Instructions to follow
Reproduce the listing in full, pictures excluded.
■ ■ ■
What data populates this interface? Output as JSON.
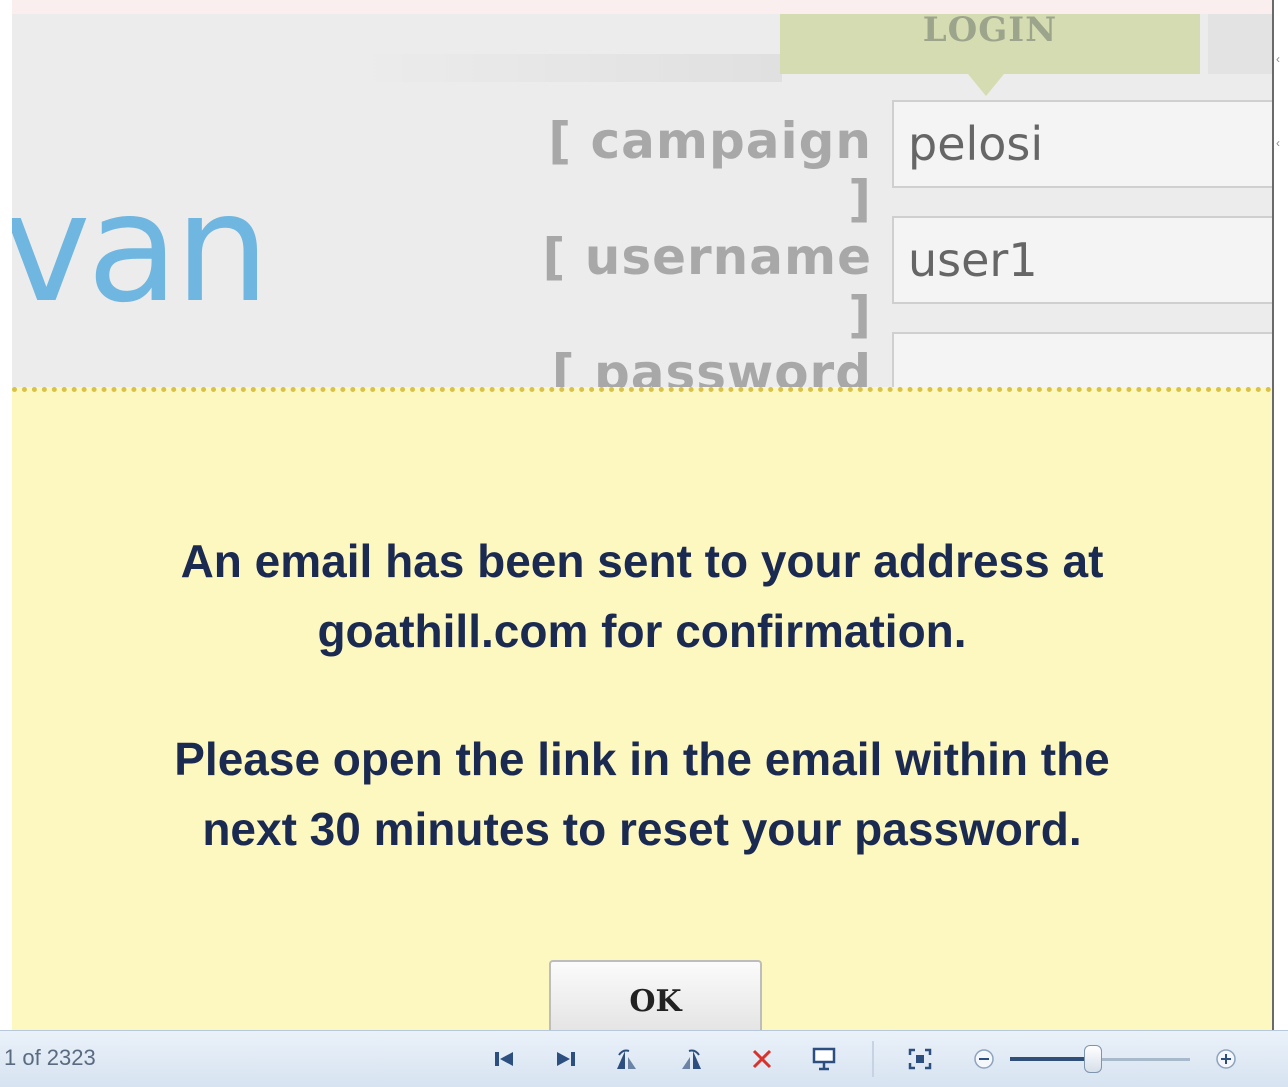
{
  "login_tab": {
    "label": "LOGIN"
  },
  "logo": {
    "text": "van"
  },
  "form": {
    "campaign": {
      "label": "[ campaign ]",
      "value": "pelosi"
    },
    "username": {
      "label": "[ username ]",
      "value": "user1"
    },
    "password": {
      "label": "[ password ]",
      "value": ""
    }
  },
  "notice": {
    "line1": "An email has been sent to your address at",
    "line2": "goathill.com for confirmation.",
    "line3": "Please open the link in the email within the",
    "line4": "next 30 minutes to reset your password.",
    "ok_label": "OK"
  },
  "viewer": {
    "counter": "1 of 2323",
    "buttons": [
      "previous-icon",
      "next-icon",
      "rotate-left-icon",
      "rotate-right-icon",
      "delete-icon",
      "slideshow-icon",
      "actual-size-icon",
      "zoom-out-icon",
      "zoom-in-icon"
    ],
    "accent_color": "#2d4f80",
    "delete_color": "#d9322c"
  }
}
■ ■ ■
Result of the exercise
What data populates this interface? Output as JSON.
{
  "login_tab": {
    "label": "LOGIN"
  },
  "logo": {
    "text": "van"
  },
  "form": {
    "campaign": {
      "label": "[ campaign ]",
      "value": "pelosi"
    },
    "username": {
      "label": "[ username ]",
      "value": "user1"
    },
    "password": {
      "label": "[ password ]",
      "value": ""
    }
  },
  "notice": {
    "line1": "An email has been sent to your address at",
    "line2": "goathill.com for confirmation.",
    "line3": "Please open the link in the email within the",
    "line4": "next 30 minutes to reset your password.",
    "ok_label": "OK"
  },
  "viewer": {
    "counter": "1 of 2323",
    "buttons": [
      "previous-icon",
      "next-icon",
      "rotate-left-icon",
      "rotate-right-icon",
      "delete-icon",
      "slideshow-icon",
      "actual-size-icon",
      "zoom-out-icon",
      "zoom-in-icon"
    ],
    "accent_color": "#2d4f80",
    "delete_color": "#d9322c"
  }
}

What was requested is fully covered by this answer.